I try to post updates about my music to social media a couple of times a week. When I’m excited about something, my first instinct is to share it with those who share my interests, especially followers and fans. Sometimes I’ll just send out a birthday wish or a note about something I’m thankful for. Today’s technology does make it easier for people to stay in touch. I confess a lack of savvy with computers—but I am learning and I have a great team helping me.
@skopemag: I listened to the album, ‘Timeless’ and I loved it via Spotify. Give us some insight into how these songs came together and where did you do the writing & recording?
BS: Thanks so much for listening and for your response. The album developed over a period of time with different writers and musicians. Baby I Need Your Love was written for me as a gift by someone who also penned songs for Lynyrd Skynyrd. The cover tunes are songs that each have a special meaning to me and I recorded them in the studio with my band Jazzin’ right here in Newburgh. That’s Just the Way It Goes was written by John Michael O’Leary, the other half of my musical duo Side By Side. We recorded it in his studio and worked with BLAZAR for mixing and mastering.

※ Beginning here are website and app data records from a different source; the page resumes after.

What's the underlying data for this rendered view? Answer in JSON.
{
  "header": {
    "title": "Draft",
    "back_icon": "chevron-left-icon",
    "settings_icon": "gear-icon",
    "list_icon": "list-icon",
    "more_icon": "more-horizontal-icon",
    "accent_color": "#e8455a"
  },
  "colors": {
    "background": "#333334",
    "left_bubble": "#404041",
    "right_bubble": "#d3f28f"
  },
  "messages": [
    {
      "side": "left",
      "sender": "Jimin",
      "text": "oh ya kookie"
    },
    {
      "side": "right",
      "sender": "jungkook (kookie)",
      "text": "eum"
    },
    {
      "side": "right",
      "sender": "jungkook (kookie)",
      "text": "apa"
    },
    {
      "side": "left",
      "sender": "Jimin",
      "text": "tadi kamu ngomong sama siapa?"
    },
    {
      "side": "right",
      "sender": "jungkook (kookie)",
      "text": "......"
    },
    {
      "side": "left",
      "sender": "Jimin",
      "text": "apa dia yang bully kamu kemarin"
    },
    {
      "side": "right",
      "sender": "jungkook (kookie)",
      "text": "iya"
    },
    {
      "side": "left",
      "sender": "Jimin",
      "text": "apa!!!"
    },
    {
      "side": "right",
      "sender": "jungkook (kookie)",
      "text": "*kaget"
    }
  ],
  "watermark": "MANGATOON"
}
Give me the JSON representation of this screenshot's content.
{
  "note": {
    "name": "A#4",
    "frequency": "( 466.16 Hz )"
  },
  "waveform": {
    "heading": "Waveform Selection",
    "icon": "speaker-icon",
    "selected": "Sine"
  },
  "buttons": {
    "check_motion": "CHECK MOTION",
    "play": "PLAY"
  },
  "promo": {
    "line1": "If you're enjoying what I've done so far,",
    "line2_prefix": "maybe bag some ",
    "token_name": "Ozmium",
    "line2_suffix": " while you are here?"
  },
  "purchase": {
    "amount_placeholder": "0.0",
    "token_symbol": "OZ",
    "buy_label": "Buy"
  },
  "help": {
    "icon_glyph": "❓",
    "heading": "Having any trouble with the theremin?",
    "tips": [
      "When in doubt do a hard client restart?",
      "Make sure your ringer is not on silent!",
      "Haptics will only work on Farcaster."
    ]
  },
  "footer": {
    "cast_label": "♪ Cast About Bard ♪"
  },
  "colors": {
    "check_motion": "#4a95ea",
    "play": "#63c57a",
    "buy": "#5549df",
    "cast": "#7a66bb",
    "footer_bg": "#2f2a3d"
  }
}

@skopemag: When you release new music – do you get anxiety on how it will be received, or not at all?
BS: I really don’t get anxious when I release music. I’m such a perfectionist and I truly believe the people who listen have keen ears and astute taste—many are musicians themselves. Frankly, if I don’t like what I hear, it won’t get released. I do, however, love seeing the comments and responses of listeners.
@skopemag: When you are not doing music, what else do you enjoy to do on leisure time?
BS: I guess you could say my secondary muse is visual art. I’m forever designing and creating things for aesthetic value, whether a wall mural or an arrangement of flowers. I love colors and shapes and combining them to make spaces and the world we inhabit more beautiful. I think this is a reflection of my love for music, my own desire to leave a visual footprint that is as harmonious with life as my audio footprint. I also make a pretty mean shrimp scampi—just ask Tony! LOL
@skopemag: The younger generation are immersed in TikTok, Instagram, Snapchat and YouTube. Please explain the beauty & significance of Jazz music for anyone not familiar with that amazing genre.
BS: Open your ears, my young friends, and it will open your eyes as well. So many of today’s artists that perform in other genres will do a jazz tune on occasion—Gloria Estefan, Rod Stewart, Lady Gaga and Sting, to name just a few. Why is this? Because the days of those unforgettable sessions with fabulous jazz musicians were like school to eager students years ago. They weren’t just jazz lovers, they were musicians who discovered that the more you learn, the more you can do. An unthought-of guitar lick, an unusual lyric phrasing or an improvised scat solo—all contribute to making a jazz artist unique. And that’s what all artists desire—their own identity. Fortunately, today’s technology gives us all an extra outlet for our music. We need to embrace the opportunity and learn from it. People of all ages come to my concerts and listen to my music. Why shouldn’t they? Music has life—it breathes, excites, comforts—and it is timeless!
@skopemag: Speaking of social media where can we follow / like / comment on everything related to Barbara Santora?
BS: Thank you for asking. Here are the places you’ll find me. I look forward to seeing you, one way or another, soon!